__Exercise goal__.
Nothing but a number is expected: the count of lines in the data below that include "label".
══════
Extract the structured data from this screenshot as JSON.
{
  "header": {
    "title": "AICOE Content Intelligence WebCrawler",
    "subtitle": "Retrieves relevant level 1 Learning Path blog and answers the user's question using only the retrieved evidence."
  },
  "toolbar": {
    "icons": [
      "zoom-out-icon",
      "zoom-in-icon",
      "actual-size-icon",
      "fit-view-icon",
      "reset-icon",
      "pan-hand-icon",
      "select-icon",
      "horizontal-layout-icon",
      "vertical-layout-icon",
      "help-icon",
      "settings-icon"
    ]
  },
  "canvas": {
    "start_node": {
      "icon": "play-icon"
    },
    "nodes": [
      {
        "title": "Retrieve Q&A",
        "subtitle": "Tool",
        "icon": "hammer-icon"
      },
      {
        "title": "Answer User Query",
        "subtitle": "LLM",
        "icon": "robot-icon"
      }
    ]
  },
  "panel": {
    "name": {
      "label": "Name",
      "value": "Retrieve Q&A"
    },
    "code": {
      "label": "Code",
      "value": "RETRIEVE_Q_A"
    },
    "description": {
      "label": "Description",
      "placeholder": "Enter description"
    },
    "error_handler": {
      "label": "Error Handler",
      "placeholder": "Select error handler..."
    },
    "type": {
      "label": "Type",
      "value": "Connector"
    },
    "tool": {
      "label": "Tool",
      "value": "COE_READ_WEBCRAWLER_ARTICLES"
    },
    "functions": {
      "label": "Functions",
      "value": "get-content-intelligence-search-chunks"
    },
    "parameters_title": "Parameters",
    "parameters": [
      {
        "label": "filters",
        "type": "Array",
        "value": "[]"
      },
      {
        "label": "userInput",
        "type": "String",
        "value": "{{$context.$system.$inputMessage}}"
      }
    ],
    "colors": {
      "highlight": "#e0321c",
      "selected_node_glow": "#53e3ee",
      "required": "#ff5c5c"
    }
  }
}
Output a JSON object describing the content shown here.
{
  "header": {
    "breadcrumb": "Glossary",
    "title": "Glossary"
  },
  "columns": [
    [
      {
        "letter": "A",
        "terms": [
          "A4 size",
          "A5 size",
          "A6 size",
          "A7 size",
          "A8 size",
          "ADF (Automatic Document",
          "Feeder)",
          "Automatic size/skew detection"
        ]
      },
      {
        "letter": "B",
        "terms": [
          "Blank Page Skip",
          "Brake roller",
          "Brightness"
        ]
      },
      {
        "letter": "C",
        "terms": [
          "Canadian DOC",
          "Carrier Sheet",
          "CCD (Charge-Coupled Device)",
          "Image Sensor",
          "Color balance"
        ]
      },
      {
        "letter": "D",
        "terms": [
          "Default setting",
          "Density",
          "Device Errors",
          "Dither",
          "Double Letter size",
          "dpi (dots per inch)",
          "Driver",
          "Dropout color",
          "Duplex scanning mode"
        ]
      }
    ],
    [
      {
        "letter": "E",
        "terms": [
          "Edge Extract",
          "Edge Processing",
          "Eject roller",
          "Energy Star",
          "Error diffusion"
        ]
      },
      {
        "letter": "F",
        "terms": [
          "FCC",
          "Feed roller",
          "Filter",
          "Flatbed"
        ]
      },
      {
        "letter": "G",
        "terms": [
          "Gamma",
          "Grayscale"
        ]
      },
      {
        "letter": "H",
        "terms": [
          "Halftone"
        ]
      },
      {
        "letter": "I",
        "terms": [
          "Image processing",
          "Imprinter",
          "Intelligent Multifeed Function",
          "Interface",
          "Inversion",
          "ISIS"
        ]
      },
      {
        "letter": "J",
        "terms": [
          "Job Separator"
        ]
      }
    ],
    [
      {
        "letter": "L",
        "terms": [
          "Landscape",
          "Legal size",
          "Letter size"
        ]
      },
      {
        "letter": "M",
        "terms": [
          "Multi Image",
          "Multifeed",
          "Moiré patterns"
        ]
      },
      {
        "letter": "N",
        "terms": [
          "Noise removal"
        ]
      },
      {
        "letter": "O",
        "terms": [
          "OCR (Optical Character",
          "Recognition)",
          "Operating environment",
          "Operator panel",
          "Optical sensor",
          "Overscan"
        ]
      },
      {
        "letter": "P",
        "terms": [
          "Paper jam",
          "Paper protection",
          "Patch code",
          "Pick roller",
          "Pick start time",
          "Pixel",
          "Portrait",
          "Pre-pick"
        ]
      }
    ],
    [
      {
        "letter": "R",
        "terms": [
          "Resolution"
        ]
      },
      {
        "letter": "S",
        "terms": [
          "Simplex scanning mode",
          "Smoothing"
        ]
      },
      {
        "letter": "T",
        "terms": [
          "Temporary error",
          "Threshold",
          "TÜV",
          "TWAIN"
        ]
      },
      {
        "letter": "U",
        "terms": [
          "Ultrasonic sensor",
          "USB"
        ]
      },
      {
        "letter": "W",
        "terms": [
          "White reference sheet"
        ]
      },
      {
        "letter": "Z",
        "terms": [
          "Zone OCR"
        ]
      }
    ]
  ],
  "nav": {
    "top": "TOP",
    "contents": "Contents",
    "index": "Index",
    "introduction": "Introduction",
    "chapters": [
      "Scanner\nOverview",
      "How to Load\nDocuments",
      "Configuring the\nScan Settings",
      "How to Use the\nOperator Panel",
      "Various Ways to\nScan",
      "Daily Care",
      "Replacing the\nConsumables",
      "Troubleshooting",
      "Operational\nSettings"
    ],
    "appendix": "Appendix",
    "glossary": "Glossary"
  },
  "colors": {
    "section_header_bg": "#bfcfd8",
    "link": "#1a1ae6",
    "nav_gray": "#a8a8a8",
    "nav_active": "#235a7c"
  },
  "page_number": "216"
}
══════
__Exercise answer__.
9